#### Data for processing

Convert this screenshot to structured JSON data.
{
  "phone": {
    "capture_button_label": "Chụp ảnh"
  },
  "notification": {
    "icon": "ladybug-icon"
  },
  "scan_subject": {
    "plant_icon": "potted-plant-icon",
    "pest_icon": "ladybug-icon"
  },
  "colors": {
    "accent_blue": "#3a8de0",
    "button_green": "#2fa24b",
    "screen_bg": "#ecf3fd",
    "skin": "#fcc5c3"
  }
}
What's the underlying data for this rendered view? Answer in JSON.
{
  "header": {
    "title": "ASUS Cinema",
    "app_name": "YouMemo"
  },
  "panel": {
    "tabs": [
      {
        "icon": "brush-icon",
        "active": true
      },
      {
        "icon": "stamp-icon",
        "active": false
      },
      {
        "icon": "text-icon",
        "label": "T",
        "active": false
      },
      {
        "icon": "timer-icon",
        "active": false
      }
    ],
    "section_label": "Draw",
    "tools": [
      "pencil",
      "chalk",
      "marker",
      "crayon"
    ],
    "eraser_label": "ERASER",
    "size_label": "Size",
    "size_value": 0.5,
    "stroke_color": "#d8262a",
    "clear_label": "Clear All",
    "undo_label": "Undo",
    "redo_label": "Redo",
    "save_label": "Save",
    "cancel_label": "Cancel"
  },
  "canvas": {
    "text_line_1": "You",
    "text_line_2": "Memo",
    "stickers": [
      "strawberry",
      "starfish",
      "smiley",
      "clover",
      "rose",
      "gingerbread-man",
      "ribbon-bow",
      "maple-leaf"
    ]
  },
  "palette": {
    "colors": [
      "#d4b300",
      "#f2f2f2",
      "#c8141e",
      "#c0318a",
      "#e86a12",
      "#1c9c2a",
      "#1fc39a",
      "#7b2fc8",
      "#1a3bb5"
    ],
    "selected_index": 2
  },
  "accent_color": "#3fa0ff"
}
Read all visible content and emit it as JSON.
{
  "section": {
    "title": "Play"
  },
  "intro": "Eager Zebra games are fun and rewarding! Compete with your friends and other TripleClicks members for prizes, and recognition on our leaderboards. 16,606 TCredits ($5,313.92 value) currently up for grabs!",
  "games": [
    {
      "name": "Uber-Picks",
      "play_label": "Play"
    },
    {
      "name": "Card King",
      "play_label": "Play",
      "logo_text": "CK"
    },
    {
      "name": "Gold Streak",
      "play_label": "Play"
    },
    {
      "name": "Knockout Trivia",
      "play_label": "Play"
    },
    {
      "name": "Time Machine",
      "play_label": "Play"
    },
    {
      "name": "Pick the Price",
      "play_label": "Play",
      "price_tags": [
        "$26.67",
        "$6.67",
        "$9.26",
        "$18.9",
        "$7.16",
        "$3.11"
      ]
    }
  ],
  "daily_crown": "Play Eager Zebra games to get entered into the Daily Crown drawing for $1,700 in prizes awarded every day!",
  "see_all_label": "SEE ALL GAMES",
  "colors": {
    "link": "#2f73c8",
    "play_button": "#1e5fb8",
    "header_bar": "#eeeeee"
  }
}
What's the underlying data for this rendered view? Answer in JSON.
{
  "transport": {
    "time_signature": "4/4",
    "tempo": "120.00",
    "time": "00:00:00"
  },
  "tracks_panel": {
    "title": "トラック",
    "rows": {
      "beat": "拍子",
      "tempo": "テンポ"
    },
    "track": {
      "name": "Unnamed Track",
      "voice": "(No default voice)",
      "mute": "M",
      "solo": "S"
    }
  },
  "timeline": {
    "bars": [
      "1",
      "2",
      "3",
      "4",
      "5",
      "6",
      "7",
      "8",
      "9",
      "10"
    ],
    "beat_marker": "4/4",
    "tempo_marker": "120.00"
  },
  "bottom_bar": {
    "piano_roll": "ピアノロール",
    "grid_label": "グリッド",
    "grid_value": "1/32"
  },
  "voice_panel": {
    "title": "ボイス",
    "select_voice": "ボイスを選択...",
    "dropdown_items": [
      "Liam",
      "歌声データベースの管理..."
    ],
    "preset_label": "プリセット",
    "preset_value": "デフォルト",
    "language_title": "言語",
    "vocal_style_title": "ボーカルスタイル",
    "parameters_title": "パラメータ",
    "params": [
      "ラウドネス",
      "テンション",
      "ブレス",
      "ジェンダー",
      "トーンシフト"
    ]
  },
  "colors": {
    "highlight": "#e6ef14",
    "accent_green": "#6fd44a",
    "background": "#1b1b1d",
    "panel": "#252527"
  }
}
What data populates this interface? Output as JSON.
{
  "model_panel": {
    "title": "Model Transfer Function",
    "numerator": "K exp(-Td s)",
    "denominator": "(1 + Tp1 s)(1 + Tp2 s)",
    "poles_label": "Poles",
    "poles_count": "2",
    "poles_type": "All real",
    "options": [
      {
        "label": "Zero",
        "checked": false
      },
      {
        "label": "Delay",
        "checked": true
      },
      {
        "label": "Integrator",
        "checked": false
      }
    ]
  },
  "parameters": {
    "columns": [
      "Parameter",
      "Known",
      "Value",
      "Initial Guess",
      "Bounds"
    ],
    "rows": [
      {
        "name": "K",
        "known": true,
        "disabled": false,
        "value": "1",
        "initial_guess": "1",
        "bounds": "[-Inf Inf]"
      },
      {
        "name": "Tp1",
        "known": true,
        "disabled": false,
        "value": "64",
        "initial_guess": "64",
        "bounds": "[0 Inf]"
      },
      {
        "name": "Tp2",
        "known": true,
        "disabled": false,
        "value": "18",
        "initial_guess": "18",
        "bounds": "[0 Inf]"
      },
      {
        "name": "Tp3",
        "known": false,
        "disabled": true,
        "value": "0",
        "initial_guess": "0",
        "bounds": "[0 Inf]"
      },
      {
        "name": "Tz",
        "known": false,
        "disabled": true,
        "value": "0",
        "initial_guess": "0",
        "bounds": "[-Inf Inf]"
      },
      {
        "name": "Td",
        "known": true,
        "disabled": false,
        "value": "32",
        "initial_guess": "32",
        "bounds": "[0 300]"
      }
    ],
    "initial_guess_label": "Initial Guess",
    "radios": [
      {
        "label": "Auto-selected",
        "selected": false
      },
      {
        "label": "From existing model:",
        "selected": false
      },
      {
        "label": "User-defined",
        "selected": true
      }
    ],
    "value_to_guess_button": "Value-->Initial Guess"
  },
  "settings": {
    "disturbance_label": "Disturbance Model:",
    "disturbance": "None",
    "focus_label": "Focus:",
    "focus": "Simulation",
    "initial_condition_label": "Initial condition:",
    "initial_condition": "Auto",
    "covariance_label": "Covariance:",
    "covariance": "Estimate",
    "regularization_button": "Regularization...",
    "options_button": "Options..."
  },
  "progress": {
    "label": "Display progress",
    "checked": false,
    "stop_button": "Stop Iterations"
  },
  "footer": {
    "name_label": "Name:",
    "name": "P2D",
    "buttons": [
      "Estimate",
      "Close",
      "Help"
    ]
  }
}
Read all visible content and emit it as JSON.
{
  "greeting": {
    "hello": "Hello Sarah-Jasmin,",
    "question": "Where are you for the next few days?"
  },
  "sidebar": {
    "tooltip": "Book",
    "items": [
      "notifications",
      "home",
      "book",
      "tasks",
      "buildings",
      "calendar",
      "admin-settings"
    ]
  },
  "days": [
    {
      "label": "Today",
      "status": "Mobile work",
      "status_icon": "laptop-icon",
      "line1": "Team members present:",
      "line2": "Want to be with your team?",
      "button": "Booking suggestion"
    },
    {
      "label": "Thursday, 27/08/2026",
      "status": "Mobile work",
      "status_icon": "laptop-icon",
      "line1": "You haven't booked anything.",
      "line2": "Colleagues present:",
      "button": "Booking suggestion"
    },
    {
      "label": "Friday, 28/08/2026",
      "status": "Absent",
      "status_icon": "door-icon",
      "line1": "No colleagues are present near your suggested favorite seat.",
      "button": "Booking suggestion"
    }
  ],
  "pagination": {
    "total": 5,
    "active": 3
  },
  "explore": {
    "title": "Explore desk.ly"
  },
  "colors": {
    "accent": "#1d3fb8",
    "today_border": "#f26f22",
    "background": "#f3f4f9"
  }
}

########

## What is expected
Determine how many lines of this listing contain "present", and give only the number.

## Your response
3